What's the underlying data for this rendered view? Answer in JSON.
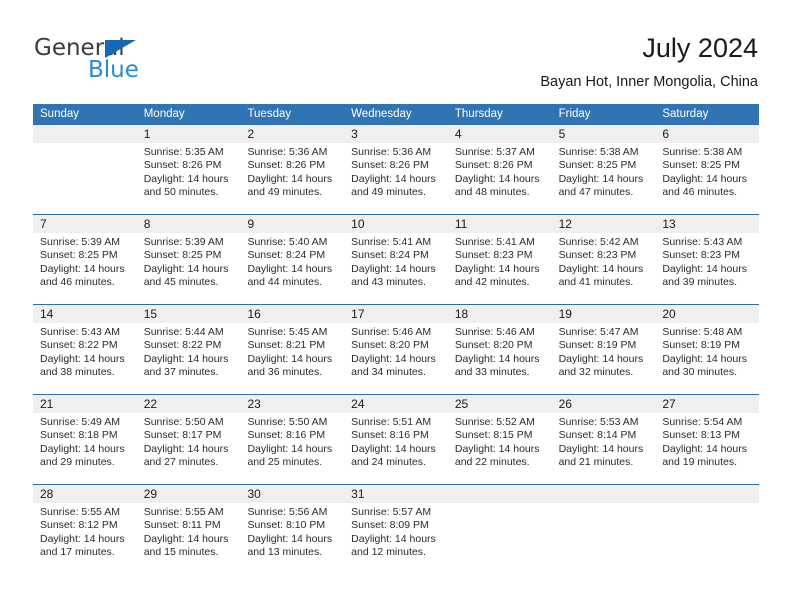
{
  "brand": {
    "name_part1": "General",
    "name_part2": "Blue",
    "triangle_color": "#1667b5",
    "blue_color": "#2a8ad4"
  },
  "header": {
    "title": "July 2024",
    "subtitle": "Bayan Hot, Inner Mongolia, China"
  },
  "theme": {
    "header_blue": "#3174b4",
    "separator_blue": "#2e6da4",
    "number_band_gray": "#efefef"
  },
  "calendar": {
    "weekday_headers": [
      "Sunday",
      "Monday",
      "Tuesday",
      "Wednesday",
      "Thursday",
      "Friday",
      "Saturday"
    ],
    "weeks": [
      {
        "days": [
          {
            "number": "",
            "sunrise": "",
            "sunset": "",
            "daylight_line1": "",
            "daylight_line2": "",
            "empty": true
          },
          {
            "number": "1",
            "sunrise": "Sunrise: 5:35 AM",
            "sunset": "Sunset: 8:26 PM",
            "daylight_line1": "Daylight: 14 hours",
            "daylight_line2": "and 50 minutes.",
            "empty": false
          },
          {
            "number": "2",
            "sunrise": "Sunrise: 5:36 AM",
            "sunset": "Sunset: 8:26 PM",
            "daylight_line1": "Daylight: 14 hours",
            "daylight_line2": "and 49 minutes.",
            "empty": false
          },
          {
            "number": "3",
            "sunrise": "Sunrise: 5:36 AM",
            "sunset": "Sunset: 8:26 PM",
            "daylight_line1": "Daylight: 14 hours",
            "daylight_line2": "and 49 minutes.",
            "empty": false
          },
          {
            "number": "4",
            "sunrise": "Sunrise: 5:37 AM",
            "sunset": "Sunset: 8:26 PM",
            "daylight_line1": "Daylight: 14 hours",
            "daylight_line2": "and 48 minutes.",
            "empty": false
          },
          {
            "number": "5",
            "sunrise": "Sunrise: 5:38 AM",
            "sunset": "Sunset: 8:25 PM",
            "daylight_line1": "Daylight: 14 hours",
            "daylight_line2": "and 47 minutes.",
            "empty": false
          },
          {
            "number": "6",
            "sunrise": "Sunrise: 5:38 AM",
            "sunset": "Sunset: 8:25 PM",
            "daylight_line1": "Daylight: 14 hours",
            "daylight_line2": "and 46 minutes.",
            "empty": false
          }
        ]
      },
      {
        "days": [
          {
            "number": "7",
            "sunrise": "Sunrise: 5:39 AM",
            "sunset": "Sunset: 8:25 PM",
            "daylight_line1": "Daylight: 14 hours",
            "daylight_line2": "and 46 minutes.",
            "empty": false
          },
          {
            "number": "8",
            "sunrise": "Sunrise: 5:39 AM",
            "sunset": "Sunset: 8:25 PM",
            "daylight_line1": "Daylight: 14 hours",
            "daylight_line2": "and 45 minutes.",
            "empty": false
          },
          {
            "number": "9",
            "sunrise": "Sunrise: 5:40 AM",
            "sunset": "Sunset: 8:24 PM",
            "daylight_line1": "Daylight: 14 hours",
            "daylight_line2": "and 44 minutes.",
            "empty": false
          },
          {
            "number": "10",
            "sunrise": "Sunrise: 5:41 AM",
            "sunset": "Sunset: 8:24 PM",
            "daylight_line1": "Daylight: 14 hours",
            "daylight_line2": "and 43 minutes.",
            "empty": false
          },
          {
            "number": "11",
            "sunrise": "Sunrise: 5:41 AM",
            "sunset": "Sunset: 8:23 PM",
            "daylight_line1": "Daylight: 14 hours",
            "daylight_line2": "and 42 minutes.",
            "empty": false
          },
          {
            "number": "12",
            "sunrise": "Sunrise: 5:42 AM",
            "sunset": "Sunset: 8:23 PM",
            "daylight_line1": "Daylight: 14 hours",
            "daylight_line2": "and 41 minutes.",
            "empty": false
          },
          {
            "number": "13",
            "sunrise": "Sunrise: 5:43 AM",
            "sunset": "Sunset: 8:23 PM",
            "daylight_line1": "Daylight: 14 hours",
            "daylight_line2": "and 39 minutes.",
            "empty": false
          }
        ]
      },
      {
        "days": [
          {
            "number": "14",
            "sunrise": "Sunrise: 5:43 AM",
            "sunset": "Sunset: 8:22 PM",
            "daylight_line1": "Daylight: 14 hours",
            "daylight_line2": "and 38 minutes.",
            "empty": false
          },
          {
            "number": "15",
            "sunrise": "Sunrise: 5:44 AM",
            "sunset": "Sunset: 8:22 PM",
            "daylight_line1": "Daylight: 14 hours",
            "daylight_line2": "and 37 minutes.",
            "empty": false
          },
          {
            "number": "16",
            "sunrise": "Sunrise: 5:45 AM",
            "sunset": "Sunset: 8:21 PM",
            "daylight_line1": "Daylight: 14 hours",
            "daylight_line2": "and 36 minutes.",
            "empty": false
          },
          {
            "number": "17",
            "sunrise": "Sunrise: 5:46 AM",
            "sunset": "Sunset: 8:20 PM",
            "daylight_line1": "Daylight: 14 hours",
            "daylight_line2": "and 34 minutes.",
            "empty": false
          },
          {
            "number": "18",
            "sunrise": "Sunrise: 5:46 AM",
            "sunset": "Sunset: 8:20 PM",
            "daylight_line1": "Daylight: 14 hours",
            "daylight_line2": "and 33 minutes.",
            "empty": false
          },
          {
            "number": "19",
            "sunrise": "Sunrise: 5:47 AM",
            "sunset": "Sunset: 8:19 PM",
            "daylight_line1": "Daylight: 14 hours",
            "daylight_line2": "and 32 minutes.",
            "empty": false
          },
          {
            "number": "20",
            "sunrise": "Sunrise: 5:48 AM",
            "sunset": "Sunset: 8:19 PM",
            "daylight_line1": "Daylight: 14 hours",
            "daylight_line2": "and 30 minutes.",
            "empty": false
          }
        ]
      },
      {
        "days": [
          {
            "number": "21",
            "sunrise": "Sunrise: 5:49 AM",
            "sunset": "Sunset: 8:18 PM",
            "daylight_line1": "Daylight: 14 hours",
            "daylight_line2": "and 29 minutes.",
            "empty": false
          },
          {
            "number": "22",
            "sunrise": "Sunrise: 5:50 AM",
            "sunset": "Sunset: 8:17 PM",
            "daylight_line1": "Daylight: 14 hours",
            "daylight_line2": "and 27 minutes.",
            "empty": false
          },
          {
            "number": "23",
            "sunrise": "Sunrise: 5:50 AM",
            "sunset": "Sunset: 8:16 PM",
            "daylight_line1": "Daylight: 14 hours",
            "daylight_line2": "and 25 minutes.",
            "empty": false
          },
          {
            "number": "24",
            "sunrise": "Sunrise: 5:51 AM",
            "sunset": "Sunset: 8:16 PM",
            "daylight_line1": "Daylight: 14 hours",
            "daylight_line2": "and 24 minutes.",
            "empty": false
          },
          {
            "number": "25",
            "sunrise": "Sunrise: 5:52 AM",
            "sunset": "Sunset: 8:15 PM",
            "daylight_line1": "Daylight: 14 hours",
            "daylight_line2": "and 22 minutes.",
            "empty": false
          },
          {
            "number": "26",
            "sunrise": "Sunrise: 5:53 AM",
            "sunset": "Sunset: 8:14 PM",
            "daylight_line1": "Daylight: 14 hours",
            "daylight_line2": "and 21 minutes.",
            "empty": false
          },
          {
            "number": "27",
            "sunrise": "Sunrise: 5:54 AM",
            "sunset": "Sunset: 8:13 PM",
            "daylight_line1": "Daylight: 14 hours",
            "daylight_line2": "and 19 minutes.",
            "empty": false
          }
        ]
      },
      {
        "days": [
          {
            "number": "28",
            "sunrise": "Sunrise: 5:55 AM",
            "sunset": "Sunset: 8:12 PM",
            "daylight_line1": "Daylight: 14 hours",
            "daylight_line2": "and 17 minutes.",
            "empty": false
          },
          {
            "number": "29",
            "sunrise": "Sunrise: 5:55 AM",
            "sunset": "Sunset: 8:11 PM",
            "daylight_line1": "Daylight: 14 hours",
            "daylight_line2": "and 15 minutes.",
            "empty": false
          },
          {
            "number": "30",
            "sunrise": "Sunrise: 5:56 AM",
            "sunset": "Sunset: 8:10 PM",
            "daylight_line1": "Daylight: 14 hours",
            "daylight_line2": "and 13 minutes.",
            "empty": false
          },
          {
            "number": "31",
            "sunrise": "Sunrise: 5:57 AM",
            "sunset": "Sunset: 8:09 PM",
            "daylight_line1": "Daylight: 14 hours",
            "daylight_line2": "and 12 minutes.",
            "empty": false
          },
          {
            "number": "",
            "sunrise": "",
            "sunset": "",
            "daylight_line1": "",
            "daylight_line2": "",
            "empty": true
          },
          {
            "number": "",
            "sunrise": "",
            "sunset": "",
            "daylight_line1": "",
            "daylight_line2": "",
            "empty": true
          },
          {
            "number": "",
            "sunrise": "",
            "sunset": "",
            "daylight_line1": "",
            "daylight_line2": "",
            "empty": true
          }
        ]
      }
    ]
  }
}
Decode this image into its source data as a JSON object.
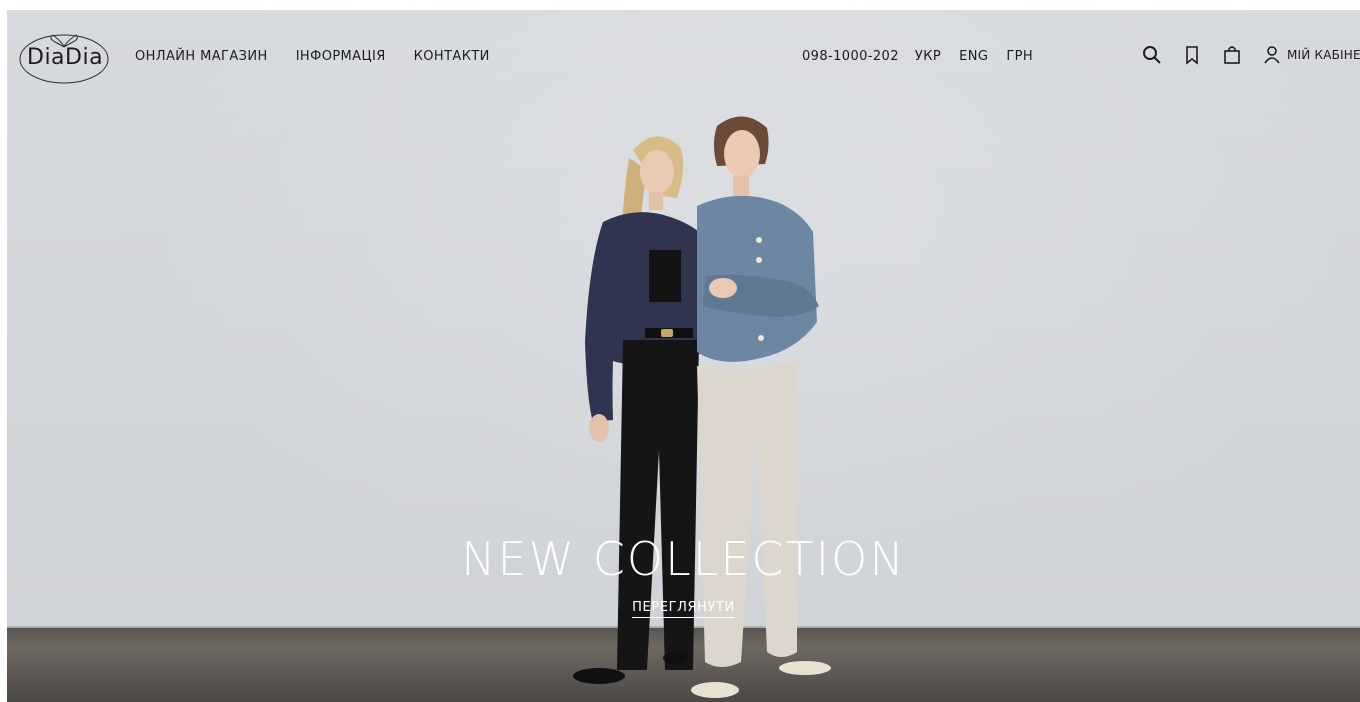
{
  "header": {
    "logo_text": "DiaDia",
    "nav": [
      {
        "label": "ОНЛАЙН МАГАЗИН"
      },
      {
        "label": "ІНФОРМАЦІЯ"
      },
      {
        "label": "КОНТАКТИ"
      }
    ],
    "phone": "098-1000-202",
    "languages": [
      "УКР",
      "ENG"
    ],
    "currency": "ГРН",
    "icons": [
      "search-icon",
      "bookmark-icon",
      "bag-icon",
      "user-icon"
    ],
    "cabinet_label": "МІЙ КАБІНЕТ"
  },
  "hero": {
    "title": "NEW COLLECTION",
    "cta_label": "ПЕРЕГЛЯНУТИ"
  },
  "colors": {
    "wall": "#d3d6da",
    "floor": "#5f5a55",
    "text_dark": "#1d1d1d",
    "text_light": "#ffffff"
  }
}
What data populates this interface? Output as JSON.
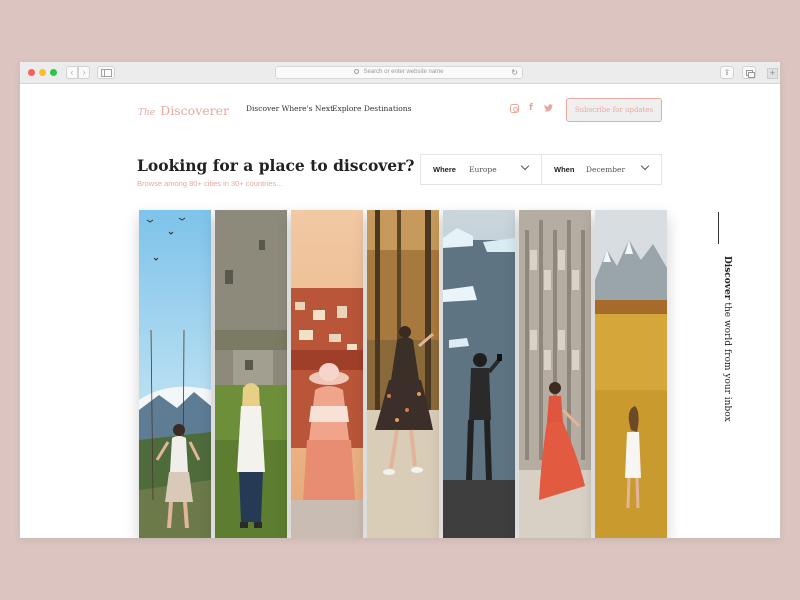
{
  "browser": {
    "url_placeholder": "Search or enter website name"
  },
  "header": {
    "logo_prefix": "The",
    "logo_name": "Discoverer",
    "nav": [
      "Discover Where's Next",
      "Explore Destinations"
    ],
    "social": [
      "instagram-icon",
      "facebook-icon",
      "twitter-icon"
    ],
    "subscribe_label": "Subscribe for updates"
  },
  "hero": {
    "title": "Looking for a place to discover?",
    "subtitle": "Browse among 80+ cities in 30+ countries..."
  },
  "filters": {
    "where_label": "Where",
    "where_value": "Europe",
    "when_label": "When",
    "when_value": "December"
  },
  "destinations": [
    {
      "scene": "woman-on-swing-mountains"
    },
    {
      "scene": "woman-by-stone-castle"
    },
    {
      "scene": "woman-in-hat-over-city"
    },
    {
      "scene": "woman-in-autumn-forest"
    },
    {
      "scene": "person-at-glacier-lagoon"
    },
    {
      "scene": "woman-in-red-dress-cathedral"
    },
    {
      "scene": "woman-in-golden-meadow"
    }
  ],
  "side": {
    "bold": "Discover",
    "rest": "the world from your inbox"
  },
  "colors": {
    "accent": "#e9a8a0",
    "background": "#dcc5c1"
  }
}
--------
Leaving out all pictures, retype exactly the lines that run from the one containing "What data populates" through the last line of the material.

## RESULT BELOW
What data populates this interface? Output as JSON.
{
  "browser": {
    "url_placeholder": "Search or enter website name"
  },
  "header": {
    "logo_prefix": "The",
    "logo_name": "Discoverer",
    "nav": [
      "Discover Where's Next",
      "Explore Destinations"
    ],
    "social": [
      "instagram-icon",
      "facebook-icon",
      "twitter-icon"
    ],
    "subscribe_label": "Subscribe for updates"
  },
  "hero": {
    "title": "Looking for a place to discover?",
    "subtitle": "Browse among 80+ cities in 30+ countries..."
  },
  "filters": {
    "where_label": "Where",
    "where_value": "Europe",
    "when_label": "When",
    "when_value": "December"
  },
  "destinations": [
    {
      "scene": "woman-on-swing-mountains"
    },
    {
      "scene": "woman-by-stone-castle"
    },
    {
      "scene": "woman-in-hat-over-city"
    },
    {
      "scene": "woman-in-autumn-forest"
    },
    {
      "scene": "person-at-glacier-lagoon"
    },
    {
      "scene": "woman-in-red-dress-cathedral"
    },
    {
      "scene": "woman-in-golden-meadow"
    }
  ],
  "side": {
    "bold": "Discover",
    "rest": "the world from your inbox"
  },
  "colors": {
    "accent": "#e9a8a0",
    "background": "#dcc5c1"
  }
}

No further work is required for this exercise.